Expanding on Marsha Haverty’s discourse on meaning, we’ll look at what happens when we encounter loss of place. So many times we design for new users, with only a passing nod at existing ones. But what happens when we redesign a familiar experience, especially one that people have “grown up with”? What happens when digital destinations disappear? A strong dissonance affects people who become used to a certain digital place, a certain set of patterns, images, and interactions. When this place changes, especially dramatically, people experience loss, frustration, anger, blame, and confusion.

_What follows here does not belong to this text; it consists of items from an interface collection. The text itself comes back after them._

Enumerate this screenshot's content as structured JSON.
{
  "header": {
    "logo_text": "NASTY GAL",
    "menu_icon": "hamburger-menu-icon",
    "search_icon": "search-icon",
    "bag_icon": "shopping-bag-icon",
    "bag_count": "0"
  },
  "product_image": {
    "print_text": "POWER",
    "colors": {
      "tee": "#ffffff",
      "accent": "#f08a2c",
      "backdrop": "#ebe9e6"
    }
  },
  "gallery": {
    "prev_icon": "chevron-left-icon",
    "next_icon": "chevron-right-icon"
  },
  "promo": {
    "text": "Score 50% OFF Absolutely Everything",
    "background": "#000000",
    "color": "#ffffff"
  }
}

We’ll use Melissa Holbrook Pierson’s “The Place You Love Is Gone: Progress Hits Home” as a starting point, with strong nods to work by Andrea Resmini and Luca Rosati, Jim Kalbach, Peter Morville, and other experts in placemaking, wayfinding, and other digital geographies. We’ll look at physical analogies as well as digital examples. Ultimately, we’ll ponder key approaches to easing the sense of loss people might experience when progress destroys their digital homes.